Meta's Codec Avatars become more lifelike thanks to Gaussian splatting

Meta's Codec Avatars become more lifelike thanks to Gaussian splatting

Meta is experimenting with Gaussian splatting to make Codec Avatars look even more realistic than before.

With Codec Avatars, Meta hopes to one day enable photorealistic telepresence. The technology relies on VR headsets with eye and face tracking and sophisticated AI techniques. Mark Zuckerberg and Lex Fridman recently demonstrated the current state of the technology in a podcast.

One of the biggest technical hurdles to bringing Codec Avatars to market is that users have to have a detailed 3D scan of themselves taken in a special studio, a process that takes hours. In the future, Meta hopes that photos taken with a smartphone will be good enough. Another obstacle is rendering the photorealistic avatars on standalone VR headsets like Meta Quest that lack the necessary computing power. To solve this problem, Meta is working on a dedicated chip that could help render the avatars in real time.

The latest version of the avatar technology, Codec Avatars 2.0, has now received an update that uses Gaussian splatting for more realistic and efficient lighting of the avatars. Meta presents the new process in a research paper entitled "Relightable Gaussian Codec Avatars".

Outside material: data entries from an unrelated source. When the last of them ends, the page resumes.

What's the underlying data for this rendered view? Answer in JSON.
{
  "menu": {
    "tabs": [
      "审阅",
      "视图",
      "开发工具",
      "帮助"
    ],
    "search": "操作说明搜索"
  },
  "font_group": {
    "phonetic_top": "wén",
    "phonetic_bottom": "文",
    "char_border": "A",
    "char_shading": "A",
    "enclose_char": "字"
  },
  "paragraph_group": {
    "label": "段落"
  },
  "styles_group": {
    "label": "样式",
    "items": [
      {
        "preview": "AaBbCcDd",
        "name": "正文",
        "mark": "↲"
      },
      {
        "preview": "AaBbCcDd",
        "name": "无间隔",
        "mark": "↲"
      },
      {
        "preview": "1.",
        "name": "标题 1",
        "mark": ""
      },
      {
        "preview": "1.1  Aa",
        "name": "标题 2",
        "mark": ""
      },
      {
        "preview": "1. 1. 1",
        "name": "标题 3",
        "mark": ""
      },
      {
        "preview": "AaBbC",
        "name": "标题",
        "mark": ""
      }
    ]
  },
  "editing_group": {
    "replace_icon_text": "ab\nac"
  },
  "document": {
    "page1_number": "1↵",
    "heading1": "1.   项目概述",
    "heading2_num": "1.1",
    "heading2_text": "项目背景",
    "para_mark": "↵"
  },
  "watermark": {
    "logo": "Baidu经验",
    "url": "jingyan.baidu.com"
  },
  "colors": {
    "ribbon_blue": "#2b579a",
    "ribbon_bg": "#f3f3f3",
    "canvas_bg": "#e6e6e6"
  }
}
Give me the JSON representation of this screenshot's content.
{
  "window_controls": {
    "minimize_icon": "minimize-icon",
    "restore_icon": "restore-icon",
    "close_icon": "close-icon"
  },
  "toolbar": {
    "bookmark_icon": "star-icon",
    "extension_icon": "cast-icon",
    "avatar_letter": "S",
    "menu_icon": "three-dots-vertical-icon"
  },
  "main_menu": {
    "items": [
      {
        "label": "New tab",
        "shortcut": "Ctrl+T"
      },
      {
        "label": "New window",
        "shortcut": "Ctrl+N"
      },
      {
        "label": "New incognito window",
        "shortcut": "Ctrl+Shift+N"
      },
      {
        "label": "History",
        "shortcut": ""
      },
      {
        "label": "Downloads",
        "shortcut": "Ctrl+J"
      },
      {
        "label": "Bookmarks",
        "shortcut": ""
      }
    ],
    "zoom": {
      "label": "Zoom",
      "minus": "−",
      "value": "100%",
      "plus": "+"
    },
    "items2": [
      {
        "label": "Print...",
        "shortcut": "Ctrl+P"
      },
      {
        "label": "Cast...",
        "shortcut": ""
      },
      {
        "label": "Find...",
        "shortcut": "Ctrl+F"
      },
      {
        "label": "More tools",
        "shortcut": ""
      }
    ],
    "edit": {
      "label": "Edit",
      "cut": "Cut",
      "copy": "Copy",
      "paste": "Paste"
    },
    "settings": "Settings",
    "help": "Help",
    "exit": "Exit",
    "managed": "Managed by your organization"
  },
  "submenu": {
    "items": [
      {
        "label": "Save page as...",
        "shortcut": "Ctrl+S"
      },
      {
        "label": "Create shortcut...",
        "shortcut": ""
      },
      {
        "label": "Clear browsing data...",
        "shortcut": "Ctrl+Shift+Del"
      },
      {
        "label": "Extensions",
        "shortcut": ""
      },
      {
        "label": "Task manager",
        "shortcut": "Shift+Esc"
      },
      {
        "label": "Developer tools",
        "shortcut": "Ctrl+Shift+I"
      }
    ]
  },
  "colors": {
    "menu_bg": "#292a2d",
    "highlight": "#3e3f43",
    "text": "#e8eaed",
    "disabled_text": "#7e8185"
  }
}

A new breakthrough

Gaussian splatting is a machine learning technique that allows to render a 3D scene based on a few images of a real location. Unlike the technically related NeRFs, Gaussian splats can be rendered in real time.


Meta researchers have applied Gaussian splatting to Codec Avatars with astonishing results: The avatars are illuminated more realistically than before, with even the finest details such as individual strands of hair and pores rendered realistically and responding to changing lighting conditions.

"Our method outperforms existing approaches without compromising real-time performance," write the researchers. They demonstrate the feasibility of their approach using a standard PC VR headset. The following video shows the technology in action.

More information can be found on the research project's website.